    SciTech Connect

    Dennis, Kristopher E.B.; Duncan, Graeme

    2010-03-01

    Purpose: To review the published literature pertaining to radiation oncology in undergraduate medical education. Methods and Materials: Ovid MEDLINE, Ovid MEDLINE Daily Update and EMBASE databases were searched for the 11-year period of January 1, 1998, through the last week of March 2009. A medical librarian used an extensive list of indexed subject headings and text words. Results: The search returned 640 article references, but only seven contained significant information pertaining to teaching radiation oncology to medical undergraduates. One article described a comprehensive oncology curriculum including recommended radiation oncology teaching objectives and sample student evaluations, two described integrating radiation oncology teaching into a radiology rotation, two described multidisciplinary anatomy-based courses intended to reinforce principles of tumor biology and radiotherapy planning, one described an exercise designed to test clinical reasoning skills within radiation oncology cases, and one described a Web-based curriculum involving oncologic physics. Conclusions: To the authors' knowledge, this is the first review of the literature pertaining to teaching radiation oncology to medical undergraduates, and it demonstrates the paucity of published work in this area of medical education. Teaching radiation oncology should begin early in the undergraduate process, should be mandatory for all students, and should impart knowledge relevant to future general practitioners rather than detailed information relevant only to oncologists. Educators should make use of available model curricula and should integrate radiation oncology teaching into existing curricula or construct stand-alone oncology rotations where the principles of radiation oncology can be conveyed. Assessments of student knowledge and curriculum effectiveness are critical.

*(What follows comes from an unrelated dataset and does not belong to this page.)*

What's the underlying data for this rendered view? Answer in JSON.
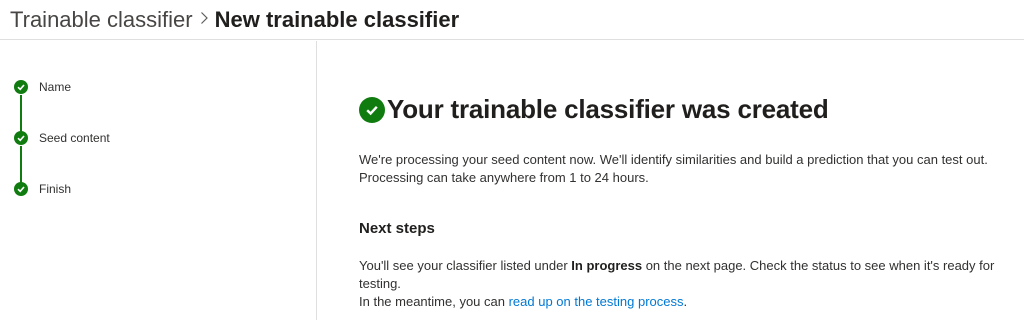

  16. 29 CFR 1926.100 - Head protection.

    Code of Federal Regulations, 2014 CFR

    2014-07-01

    ... 29 Labor 8 2014-07-01 2014-07-01 false Head protection. 1926.100 Section 1926.100 Labor... § 1926.100 Head protection. (a) Employees working in areas where there is a possible danger of head... protected by protective helmets. (b) Criteria for head protection. (1) The employer must provide...

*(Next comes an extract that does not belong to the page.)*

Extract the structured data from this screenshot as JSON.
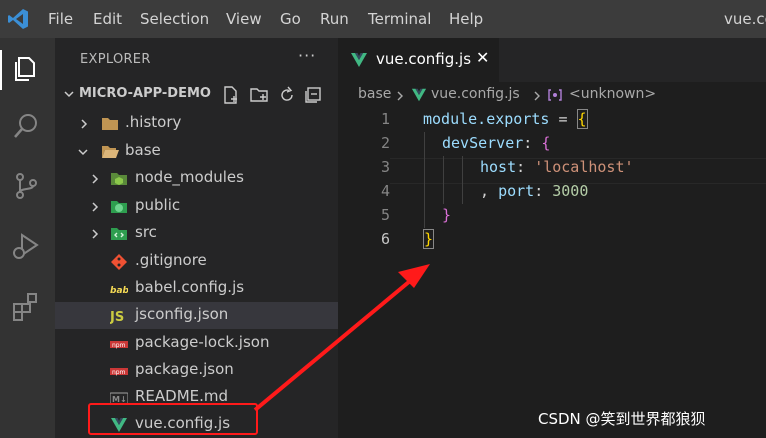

  17. 29 CFR 1917.93 - Head protection.

    Code of Federal Regulations, 2013 CFR

    2013-07-01

    ... 29 Labor 7 2013-07-01 2013-07-01 false Head protection. 1917.93 Section 1917.93 Labor Regulations...) MARINE TERMINALS Personal Protection § 1917.93 Head protection. (a) The employer shall ensure that each... the head from falling objects. (b)(1) The employer must ensure that head protection complies with...

  18. 29 CFR 1917.93 - Head protection.

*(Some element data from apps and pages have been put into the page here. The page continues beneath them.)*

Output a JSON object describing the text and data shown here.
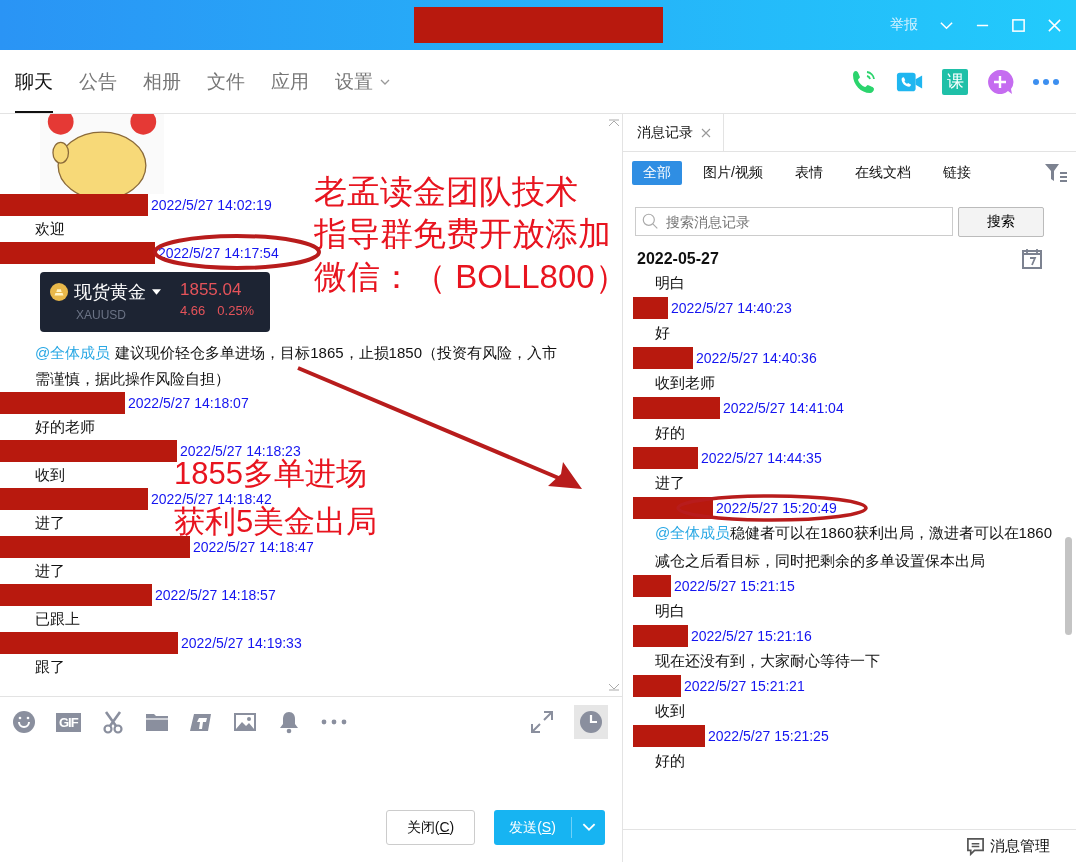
{
  "title_bar": {
    "report": "举报"
  },
  "tabs": [
    {
      "label": "聊天",
      "selected": true
    },
    {
      "label": "公告",
      "selected": false
    },
    {
      "label": "相册",
      "selected": false
    },
    {
      "label": "文件",
      "selected": false
    },
    {
      "label": "应用",
      "selected": false
    },
    {
      "label": "设置",
      "selected": false,
      "dropdown": true
    }
  ],
  "header_actions": {
    "course_label": "课"
  },
  "chat": {
    "messages": [
      {
        "time": "2022/5/27 14:02:19",
        "content": [
          {
            "kind": "text",
            "text": "欢迎"
          }
        ]
      },
      {
        "time": "2022/5/27 14:17:54",
        "content": [
          {
            "kind": "ticker",
            "name": "现货黄金",
            "symbol": "XAUUSD",
            "price": "1855.04",
            "change": "4.66",
            "percent": "0.25%"
          },
          {
            "kind": "text",
            "mention": "@全体成员",
            "text": "建议现价轻仓多单进场，目标1865，止损1850（投资有风险，入市需谨慎，据此操作风险自担）"
          }
        ]
      },
      {
        "time": "2022/5/27 14:18:07",
        "content": [
          {
            "kind": "text",
            "text": "好的老师"
          }
        ]
      },
      {
        "time": "2022/5/27 14:18:23",
        "content": [
          {
            "kind": "text",
            "text": "收到"
          }
        ]
      },
      {
        "time": "2022/5/27 14:18:42",
        "content": [
          {
            "kind": "text",
            "text": "进了"
          }
        ]
      },
      {
        "time": "2022/5/27 14:18:47",
        "content": [
          {
            "kind": "text",
            "text": "进了"
          }
        ]
      },
      {
        "time": "2022/5/27 14:18:57",
        "content": [
          {
            "kind": "text",
            "text": "已跟上"
          }
        ]
      },
      {
        "time": "2022/5/27 14:19:33",
        "content": [
          {
            "kind": "text",
            "text": "跟了"
          }
        ]
      }
    ],
    "toolbar": {
      "gif_label": "GIF"
    },
    "close_button": {
      "before": "关闭(",
      "key": "C",
      "after": ")"
    },
    "send_button": {
      "before": "发送(",
      "key": "S",
      "after": ")"
    }
  },
  "history": {
    "tab": "消息记录",
    "filters": [
      {
        "label": "全部",
        "selected": true
      },
      {
        "label": "图片/视频",
        "selected": false
      },
      {
        "label": "表情",
        "selected": false
      },
      {
        "label": "在线文档",
        "selected": false
      },
      {
        "label": "链接",
        "selected": false
      }
    ],
    "search": {
      "placeholder": "搜索消息记录",
      "button": "搜索"
    },
    "date": "2022-05-27",
    "messages": [
      {
        "text": "明白"
      },
      {
        "time": "2022/5/27 14:40:23",
        "text": "好"
      },
      {
        "time": "2022/5/27 14:40:36",
        "text": "收到老师"
      },
      {
        "time": "2022/5/27 14:41:04",
        "text": "好的"
      },
      {
        "time": "2022/5/27 14:44:35",
        "text": "进了"
      },
      {
        "time": "2022/5/27 15:20:49",
        "mention": "@全体成员",
        "text": "稳健者可以在1860获利出局，激进者可以在1860减仓之后看目标，同时把剩余的多单设置保本出局"
      },
      {
        "time": "2022/5/27 15:21:15",
        "text": "明白"
      },
      {
        "time": "2022/5/27 15:21:16",
        "text": "现在还没有到，大家耐心等待一下"
      },
      {
        "time": "2022/5/27 15:21:21",
        "text": "收到"
      },
      {
        "time": "2022/5/27 15:21:25",
        "text": "好的"
      }
    ],
    "manage": "消息管理"
  },
  "annotations": [
    {
      "lines": [
        "老孟读金团队技术",
        "指导群免费开放添加",
        "微信：（ BOLL800）"
      ]
    },
    {
      "lines": [
        "1855多单进场",
        "获利5美金出局"
      ]
    }
  ]
}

    Code of Federal Regulations, 2010 CFR

    2010-07-01

    ... 29 Labor 7 2010-07-01 2010-07-01 false Head protection. 1917.93 Section 1917.93 Labor Regulations...) MARINE TERMINALS Personal Protection § 1917.93 Head protection. (a) The employer shall ensure that each... the head from falling objects. (b)(1) The employer must ensure that head protection complies with...

  19. 29 CFR 1917.93 - Head protection.

    Code of Federal Regulations, 2012 CFR

    2012-07-01

    ... 29 Labor 7 2012-07-01 2012-07-01 false Head protection. 1917.93 Section 1917.93 Labor Regulations...) MARINE TERMINALS Personal Protection § 1917.93 Head protection. (a) The employer shall ensure that each... the head from falling objects. (b)(1) The employer must ensure that head protection complies with...

  20. 29 CFR 1926.100 - Head protection.

    Code of Federal Regulations, 2010 CFR

    2010-07-01

    ... 29 Labor 8 2010-07-01 2010-07-01 false Head protection. 1926.100 Section 1926.100 Labor... § 1926.100 Head protection. (a) Employees working in areas where there is a possible danger of head... Institute, Z89.1-1969, Safety Requirements for Industrial Head Protection. (c) Helmets for the...